Reason #5: Beginner’s Mind
Traveling to a new country and pushing reset on the language button puts you directly back into the mindset of a child. And like childhood, it will be much simpler/quicker to make friends with your fellow travelers. Anyone sitting in your hostel is now an immediate companion. It’s another era of play time together. Everything is new. Unfamiliar settings force you to re-learn the simplest things, and there will be a re-kindling of passion for considering novelty and being absorbed completely in the present moment. Something older, more in touch with the animal soul, bleeds back into your everyday consciousness as you are confronted with new input on every level. Verbal, visual and audial reality are inundated with an influx of new. Old fears, delusions, ideologies and programming are broken down. You can now see the relativity of cultural systems. Beginner’s Mind is the state that ultimately led Richard Alpert to travel to India and write the book Be Here Now, which profoundly influenced many people including Steve Jobs.
Reason #6: You are the exotic foreigner
Women like men with accents. And it’s no secret that men like foreign women. Something about the unfamiliar excites both the sexes. Cross cultural relationships may have obstacles, but I love dating someone from another country. My girlfriend’s life is endlessly fascinating to me because she was raised in another culture. I constantly learn things about her country and background. She teaches me her language, customs, dances, traditions etc. The novelty of beginner mind keeps our relationship fresh, and we continue to grow together.
Reason # 7: History
In Beijing there is a museum exhibit about the Korean War with the title, “War to resist U.S. aggression and aid North Korea.” Everything about history exudes political bias. Whether it’s America, France, China, Russia or Vietnam, every country is looking at similar historical facts through a different prism. Understanding these differing opinions is like a historical trig formula. By taking account of each point, you can triangulate a new equation to describe the system. During the Korean War, despite America’s noble rhetoric, we committed horrible atrocities including the bombing of civilian dams.
North Korea’s main irrigation dams were destroyed in the spring of 1953, shortly after the rice had been transplanted. “The subsequent floods scooped clean 27 miles of valley below. . . . The Westerner can little conceive the awesome meaning which the loss of [rice] has for the Asian—starvation and slow death.” Interestingly, in the Nuremberg trials (held just a few years before) the US had held Germany guilty of a war crime for opening Holland’s dikes: an action essentially identical to the bombing of North Korea’s dams by the US.
Sometimes being taken out of your country can give you a new sense of compassion for people around the globe, including those who have fallen victim to the many wars that Americans feel are justified.
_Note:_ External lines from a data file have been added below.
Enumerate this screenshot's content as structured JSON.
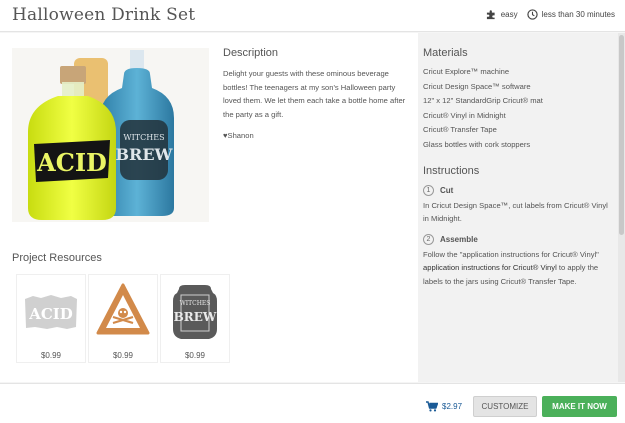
{
  "header": {
    "title": "Halloween Drink Set",
    "difficulty_icon": "puzzle-icon",
    "difficulty": "easy",
    "time_icon": "clock-icon",
    "time": "less than 30 minutes"
  },
  "photo": {
    "labels": [
      "ACID",
      "WITCHES",
      "BREW"
    ],
    "colors": {
      "acid": "#d4e81a",
      "brew": "#3c8fb8",
      "amber": "#e0a336"
    }
  },
  "description": {
    "heading": "Description",
    "text": "Delight your guests with these ominous beverage bottles! The teenagers at my son's Halloween party loved them. We let them each take a bottle home after the party as a gift.",
    "author": "Shanon",
    "author_icon": "heart-icon"
  },
  "resources": {
    "heading": "Project Resources",
    "items": [
      {
        "icon": "acid-label-icon",
        "art_text": "ACID",
        "price": "$0.99"
      },
      {
        "icon": "poison-triangle-icon",
        "art_text": "",
        "price": "$0.99"
      },
      {
        "icon": "witches-brew-label-icon",
        "art_text": "WITCHES BREW",
        "price": "$0.99"
      }
    ]
  },
  "materials": {
    "heading": "Materials",
    "items": [
      "Cricut Explore™ machine",
      "Cricut Design Space™ software",
      "12\" x 12\" StandardGrip Cricut® mat",
      "Cricut® Vinyl in Midnight",
      "Cricut® Transfer Tape",
      "Glass bottles with cork stoppers"
    ]
  },
  "instructions": {
    "heading": "Instructions",
    "steps": [
      {
        "num": "1",
        "title": "Cut",
        "text": "In Cricut Design Space™, cut labels from Cricut® Vinyl in Midnight."
      },
      {
        "num": "2",
        "title": "Assemble",
        "text_a": "Follow the \"application instructions for Cricut® Vinyl\" ",
        "text_b": "application instructions for Cricut® Vinyl",
        "text_c": " to apply the labels to the jars using Cricut® Transfer Tape."
      }
    ]
  },
  "footer": {
    "cart_icon": "cart-icon",
    "price": "$2.97",
    "customize_label": "CUSTOMIZE",
    "make_label": "MAKE IT NOW"
  },
  "colors": {
    "accent_green": "#4bb05a",
    "link_blue": "#1a5a96"
  }
}
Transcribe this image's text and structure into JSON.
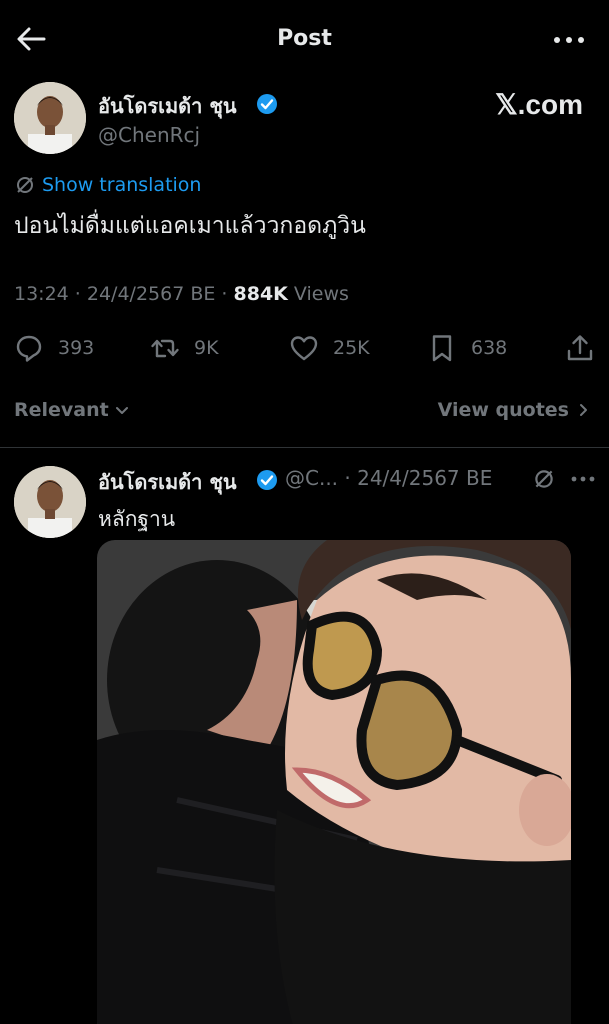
{
  "topbar": {
    "title": "Post"
  },
  "post": {
    "author_name": "อันโดรเมด้า ชุน",
    "handle": "@ChenRcj",
    "brand": "𝕏.com",
    "show_translation": "Show translation",
    "text": "ปอนไม่ดื่มแต่แอคเมาแล้ววกอดภูวิน",
    "time_date": "13:24 · 24/4/2567 BE · ",
    "views_count": "884K",
    "views_label": " Views",
    "stats": {
      "replies": "393",
      "reposts": "9K",
      "likes": "25K",
      "bookmarks": "638"
    }
  },
  "sort": {
    "label": "Relevant",
    "view_quotes": "View quotes"
  },
  "reply": {
    "author_name": "อันโดรเมด้า ชุน",
    "meta": "@C... · 24/4/2567 BE",
    "text": "หลักฐาน"
  },
  "colors": {
    "background": "#000000",
    "text": "#e7e9ea",
    "muted": "#71767b",
    "accent": "#1d9bf0",
    "divider": "#2f3336"
  }
}
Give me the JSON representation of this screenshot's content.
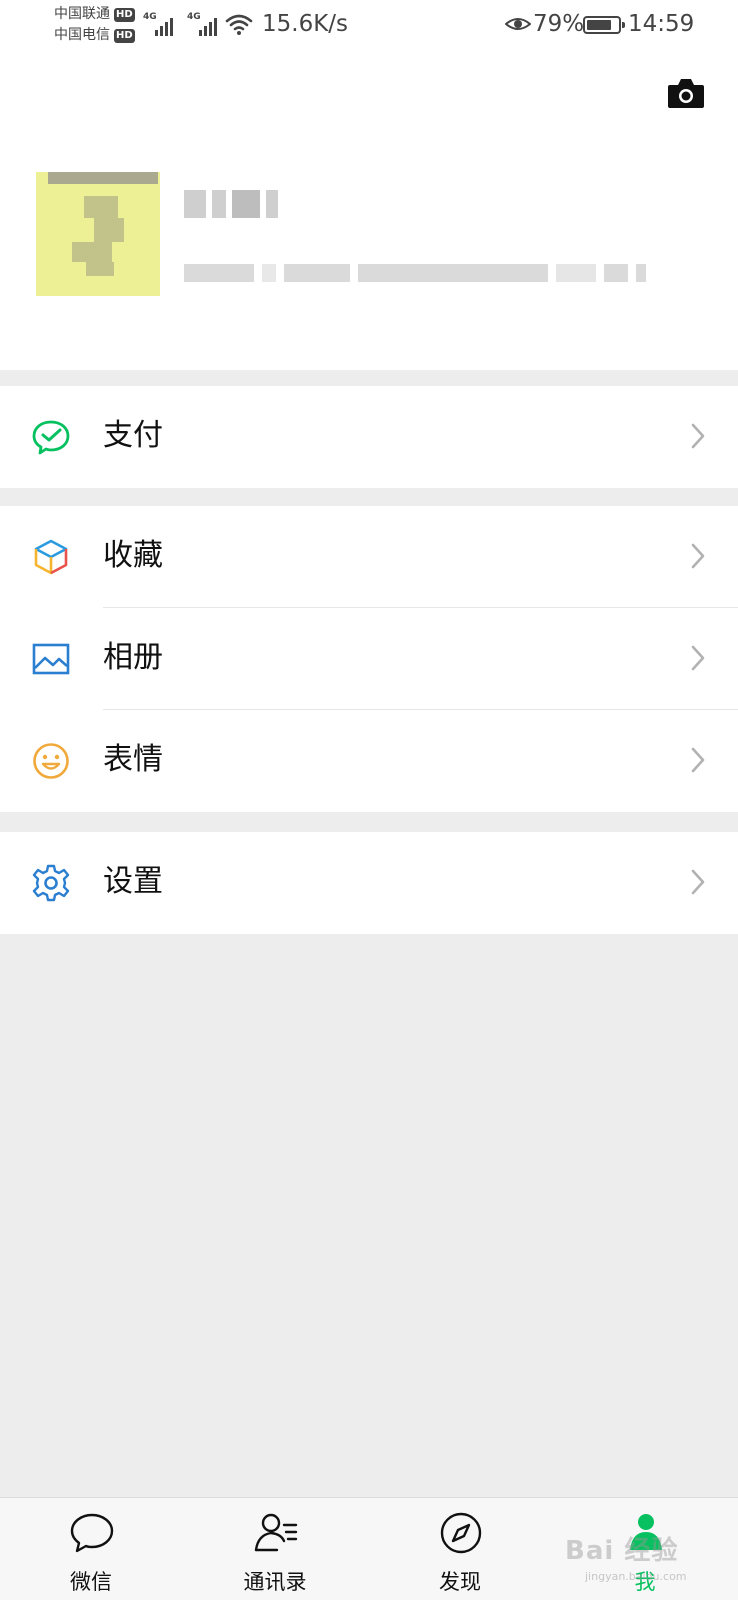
{
  "status_bar": {
    "carrier_1": "中国联通",
    "carrier_2": "中国电信",
    "hd_badge": "HD",
    "net_tag_1": "4G",
    "net_tag_2": "4G",
    "net_speed": "15.6K/s",
    "battery_percent": "79%",
    "battery_level": 0.79,
    "time": "14:59"
  },
  "profile": {
    "nickname": "",
    "wechat_id": ""
  },
  "menu": {
    "payment": "支付",
    "favorites": "收藏",
    "album": "相册",
    "stickers": "表情",
    "settings": "设置"
  },
  "tabs": [
    {
      "label": "微信",
      "icon": "chat-bubble-icon"
    },
    {
      "label": "通讯录",
      "icon": "contacts-icon"
    },
    {
      "label": "发现",
      "icon": "compass-icon"
    },
    {
      "label": "我",
      "icon": "me-icon",
      "active": true
    }
  ],
  "watermark": {
    "text": "Bai 经验",
    "sub": "jingyan.baidu.com"
  },
  "colors": {
    "accent_green": "#07c160",
    "background": "#ededed",
    "surface": "#ffffff"
  }
}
Feeling bonds of friendship and love that extend past your countries borders seems necessary in an age of rapid globalization.
Vagabonding can add entirely new dimensions to your life, and traveling abroad for a period should be encouraged. There are many benefits to be had from living outside your comfort zone, and the experiences you accrue will never be forgotten.